If one adds the uncertainty of the forthcoming General Election in May, then we are in for an interesting period. No matter what the configuration of the next government, there are unlikely to be any significant change in economic fortunes for the rest of this year, given the usual time lags that occur. With the cushion of such a dramatic fall in wholesale oil and gas prices, we may very well see a surge in economic activity. There is the caveat, of course, on how government revenues are going to perform.
How to judge these impacts on the UK as they affect the fenestration sector is a moot point as was pointed out by Nigel Rees when he addressed the press at the Media Lunch last month. The Glass and Glazing federation (GGF) Chief Executive admitted that how the year would pan out would be extremely hard to predict. There were good aspects, such as low inflation and an apparent pick up but disappointments, most notably with the Green Deal. Failing to persuade the government to accept energy efficient windows deserving a lowering of VAT to 5%, was hardly surprising but worth repeating by Rees.
We can’t pretend to be on the verge of a golden dawn, or that we’ll be dancing in the streets. The last thing needed is a return to ‘boom’ as I seem to have said since I started writing about them turning inevitably into ‘busts’ from the late 1980s onwards. But then we always seem to prefer the myths of being invulnerable or unsinkable when it comes to seeing the rocks or icebergs ahead, preferring to hear the ship’s band or Nero playing on his lyre, to more urgent strains.
I know I would rather be on Captain Pugwash’s Black Pig than the unsinkable Titanic any day but that is down to the buccaneer in me.

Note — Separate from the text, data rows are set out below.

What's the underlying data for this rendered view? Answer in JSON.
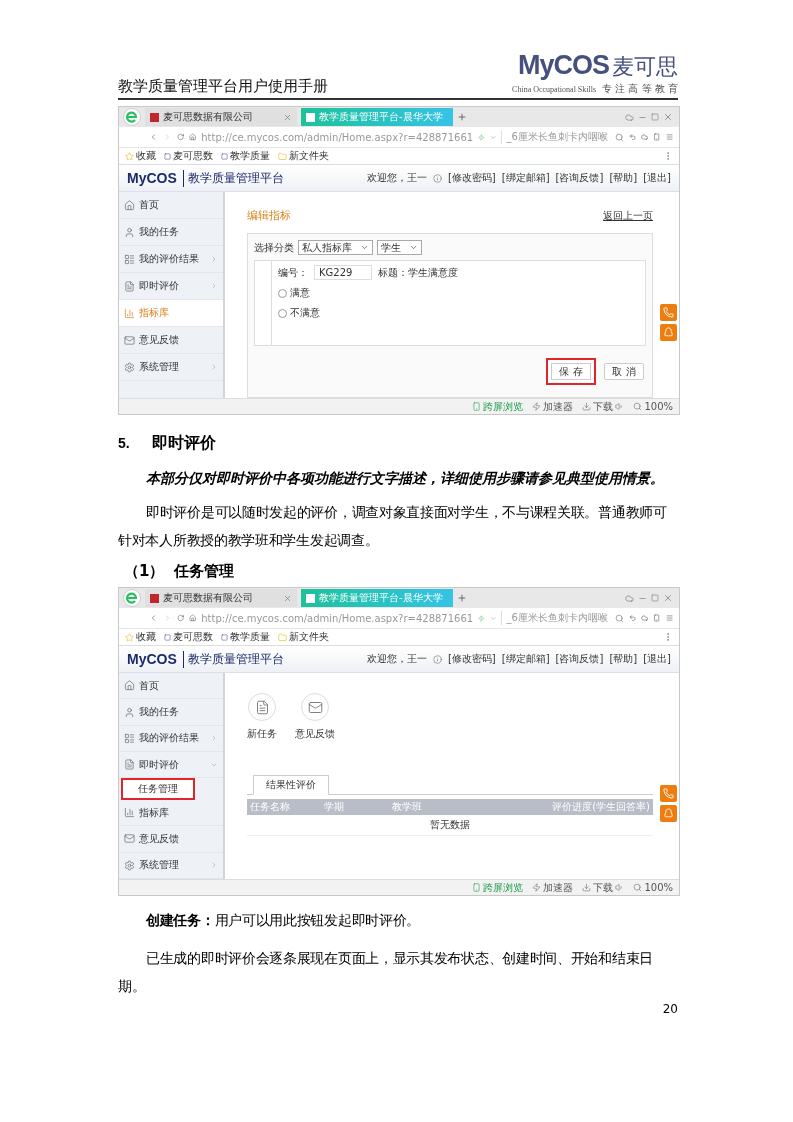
{
  "header": {
    "title": "教学质量管理平台用户使用手册",
    "logo": {
      "mark": "MyCOS",
      "name": "麦可思",
      "tagline_en": "China Occupational Skills",
      "tagline_cn": "专 注 高 等 教 育"
    }
  },
  "blocks": [
    {
      "kind": "screenshot",
      "browser": {
        "tabs": [
          {
            "label": "麦可思数据有限公司",
            "selected": false
          },
          {
            "label": "教学质量管理平台-晨华大学",
            "selected": true
          }
        ],
        "url": "http://ce.mycos.com/admin/Home.aspx?r=428871661",
        "search": "_6厘米长鱼刺卡内咽喉",
        "bookmarks": [
          "收藏",
          "麦可思数",
          "教学质量",
          "新文件夹"
        ],
        "status": [
          "跨屏浏览",
          "加速器",
          "下载",
          "100%"
        ]
      },
      "app": {
        "logo": "MyCOS",
        "title": "教学质量管理平台",
        "welcome": "欢迎您，王一",
        "links": [
          "[修改密码]",
          "[绑定邮箱]",
          "[咨询反馈]",
          "[帮助]",
          "[退出]"
        ]
      },
      "sidebar": [
        {
          "label": "首页",
          "expandable": false,
          "selected": false
        },
        {
          "label": "我的任务",
          "expandable": false,
          "selected": false
        },
        {
          "label": "我的评价结果",
          "expandable": true,
          "expanded": false,
          "selected": false
        },
        {
          "label": "即时评价",
          "expandable": true,
          "expanded": false,
          "selected": false
        },
        {
          "label": "指标库",
          "expandable": false,
          "selected": true
        },
        {
          "label": "意见反馈",
          "expandable": false,
          "selected": false
        },
        {
          "label": "系统管理",
          "expandable": true,
          "expanded": false,
          "selected": false
        }
      ],
      "main": {
        "kind": "edit_form",
        "title": "编辑指标",
        "back_link": "返回上一页",
        "category_label": "选择分类",
        "selects": [
          "私人指标库",
          "学生"
        ],
        "code_label": "编号：",
        "code_value": "KG229",
        "title_label": "标题：学生满意度",
        "options": [
          {
            "label": "满意",
            "selected": false
          },
          {
            "label": "不满意",
            "selected": false
          }
        ],
        "buttons": [
          {
            "label": "保 存",
            "highlighted": true
          },
          {
            "label": "取 消",
            "highlighted": false
          }
        ]
      }
    },
    {
      "kind": "heading",
      "number": "5.",
      "text": "即时评价"
    },
    {
      "kind": "note",
      "text": "本部分仅对即时评价中各项功能进行文字描述，详细使用步骤请参见典型使用情景。"
    },
    {
      "kind": "paragraph",
      "text": "即时评价是可以随时发起的评价，调查对象直接面对学生，不与课程关联。普通教师可针对本人所教授的教学班和学生发起调查。"
    },
    {
      "kind": "subheading",
      "number": "（1）",
      "text": "任务管理"
    },
    {
      "kind": "screenshot",
      "browser": {
        "tabs": [
          {
            "label": "麦可思数据有限公司",
            "selected": false
          },
          {
            "label": "教学质量管理平台-晨华大学",
            "selected": true
          }
        ],
        "url": "http://ce.mycos.com/admin/Home.aspx?r=428871661",
        "search": "_6厘米长鱼刺卡内咽喉",
        "bookmarks": [
          "收藏",
          "麦可思数",
          "教学质量",
          "新文件夹"
        ],
        "status": [
          "跨屏浏览",
          "加速器",
          "下载",
          "100%"
        ]
      },
      "app": {
        "logo": "MyCOS",
        "title": "教学质量管理平台",
        "welcome": "欢迎您，王一",
        "links": [
          "[修改密码]",
          "[绑定邮箱]",
          "[咨询反馈]",
          "[帮助]",
          "[退出]"
        ]
      },
      "sidebar": [
        {
          "label": "首页",
          "expandable": false,
          "selected": false
        },
        {
          "label": "我的任务",
          "expandable": false,
          "selected": false
        },
        {
          "label": "我的评价结果",
          "expandable": true,
          "expanded": false,
          "selected": false
        },
        {
          "label": "即时评价",
          "expandable": true,
          "expanded": true,
          "selected": false,
          "children": [
            {
              "label": "任务管理",
              "selected": true,
              "highlighted": true
            }
          ]
        },
        {
          "label": "指标库",
          "expandable": false,
          "selected": false
        },
        {
          "label": "意见反馈",
          "expandable": false,
          "selected": false
        },
        {
          "label": "系统管理",
          "expandable": true,
          "expanded": false,
          "selected": false
        }
      ],
      "main": {
        "kind": "task_list",
        "actions": [
          "新任务",
          "意见反馈"
        ],
        "tabs": [
          {
            "label": "结果性评价",
            "selected": true
          }
        ],
        "columns": [
          "任务名称",
          "学期",
          "教学班",
          "评价进度(学生回答率)"
        ],
        "empty": "暂无数据"
      }
    },
    {
      "kind": "paragraph",
      "text": "**创建任务：**用户可以用此按钮发起即时评价。"
    },
    {
      "kind": "paragraph",
      "text": "已生成的即时评价会逐条展现在页面上，显示其发布状态、创建时间、开始和结束日期。"
    }
  ],
  "page_number": "20"
}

Caption Whatever we do this year, we must try and avoid rocks and floating dangers to avoid that sinking feeling.